“You could argue that during the pandemic many CEOs became CPOs as they identified and prioritised the best projects to ensure business survival. As organisations build increasingly complex portfolios, the C-level needs a person to take organisational strategies and implement them, providing feedback on the feasibility, planning and complexity of projects, programmes and portfolios designed to deliver strategies,” he says.
Redundancy, waste and strategic drift
Project management expert Antonio Nieto-Rodriguez also championed CPOs in a recent Harvard Business Review article.
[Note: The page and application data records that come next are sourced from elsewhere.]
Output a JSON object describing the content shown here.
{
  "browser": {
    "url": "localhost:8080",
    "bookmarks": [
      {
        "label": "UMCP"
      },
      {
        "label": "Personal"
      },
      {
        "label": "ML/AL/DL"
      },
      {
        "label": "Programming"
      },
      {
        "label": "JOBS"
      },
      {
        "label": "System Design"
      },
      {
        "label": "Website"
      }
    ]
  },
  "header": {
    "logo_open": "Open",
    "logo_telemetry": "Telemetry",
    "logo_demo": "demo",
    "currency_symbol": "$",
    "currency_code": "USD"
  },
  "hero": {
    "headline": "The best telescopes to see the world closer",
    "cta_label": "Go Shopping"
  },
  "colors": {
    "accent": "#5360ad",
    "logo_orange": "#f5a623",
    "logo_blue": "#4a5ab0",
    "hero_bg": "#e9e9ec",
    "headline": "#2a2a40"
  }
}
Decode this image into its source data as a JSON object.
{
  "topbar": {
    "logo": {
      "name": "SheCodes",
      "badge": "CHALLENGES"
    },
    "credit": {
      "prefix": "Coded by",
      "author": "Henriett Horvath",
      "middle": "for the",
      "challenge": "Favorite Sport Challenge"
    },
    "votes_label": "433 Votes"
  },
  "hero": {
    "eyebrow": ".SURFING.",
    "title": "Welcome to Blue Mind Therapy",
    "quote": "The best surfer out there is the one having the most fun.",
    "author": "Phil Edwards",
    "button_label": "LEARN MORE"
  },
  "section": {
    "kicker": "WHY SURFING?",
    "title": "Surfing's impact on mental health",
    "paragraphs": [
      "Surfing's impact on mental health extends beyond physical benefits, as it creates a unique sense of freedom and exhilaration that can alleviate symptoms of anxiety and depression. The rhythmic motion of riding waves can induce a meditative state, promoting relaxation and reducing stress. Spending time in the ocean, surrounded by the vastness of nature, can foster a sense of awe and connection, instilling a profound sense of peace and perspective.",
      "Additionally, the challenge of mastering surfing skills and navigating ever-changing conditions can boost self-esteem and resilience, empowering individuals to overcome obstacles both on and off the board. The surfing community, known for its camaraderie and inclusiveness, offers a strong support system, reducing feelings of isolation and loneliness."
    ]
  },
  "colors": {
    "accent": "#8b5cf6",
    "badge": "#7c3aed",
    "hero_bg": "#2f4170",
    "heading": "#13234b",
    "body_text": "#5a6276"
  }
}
“Most organizations still don’t have one senior leader overseeing all the project activities in an organization, as we had with the chief operating officer,” he wrote. “Imagine if the manufacturing of electric cars had the sourcing of the components, the assembly and testing of the cars all answering to a different executive sponsor rather than a single COO. Redundancy, waste, and strategic drift would be rampant. Yet that’s how many organizations still run their projects.”
Nieto-Rodriguez believes that the primary responsibilities of a CPO are to drive major strategic projects in the organisation, streamline the project portfolio to accelerate growth and value creation, and deliver on sustainability and diversity.
That’s the theory then, but what of the practice?
Aimee Churchill was appointed to the new role of CPO of Canadian advertising agency Point Blank Creative six months ago.
“In addition to managing a team of project managers, coordinators and our creative resources director, I have a large focus on the overall company and project workflow experience around internal teams, resourcing and profitability,” she says.
“I have more accountabilities to the senior leadership team than in a PMO. My targets/KPIs range from increased project profitability, workflow efficiencies, project team experience, client experience, capacity mapping and resourcing, and sales. Is it worth it, do we have capacity for it?”
She reports directly to the CEO, meeting bi-weekly one on one.
“I feel the CPO role helps the C-suite understand and be more involved in company projects,” she says. “I have a better high-level view of how we are performing, where we have gaps, where we need to hire versus train and most importantly forecasting, so we can see any workflow or capacity issues before they become a bottleneck.”
There are downsides, however
“I'm no longer managing client projects myself. I have a large team and feel a bit removed from what they are experiencing day-to-day outside of what they tell me,” Churchill says.
Programme Manager Ian Koenig has more general concerns around the role.
“A new corporate team position would need to be more than a role description, clearly defining the legal accountabilities and responsibilities. It would have to identify how this would not overlap with current legal accountabilities,” he says.
“The generally poor performance of project management frustrates the C-suite, so we need to talk their language and harness their powers. Project and programme managers tend to rely on the sponsor or project executive to engage with the corporate team. Experienced project practitioners understand when and how to leverage the C-suite. As such I believe it is not adding new entities on the C-suite which is needed but more effective use of project sponsors or programme executives.”
Dr Jones accepts that the overriding objective around CPOs is making the voice of project management heard more loudly in the boardroom.
“Perhaps the title isn’t that important. It is what happens at board level that really matters,” he says.
“Everyone is hastening to do things faster, cheaper and better, and the overall corporate project management capability is moving further into the spotlight. There is still a lot of hesitancy and uncertainty around the CPO position, and it will take between five and 10 years before it is more widely accepted as a role.
“But for those global, multi-disciplined, enterprise-oriented companies that require complex projects for profit, it could be an answer.”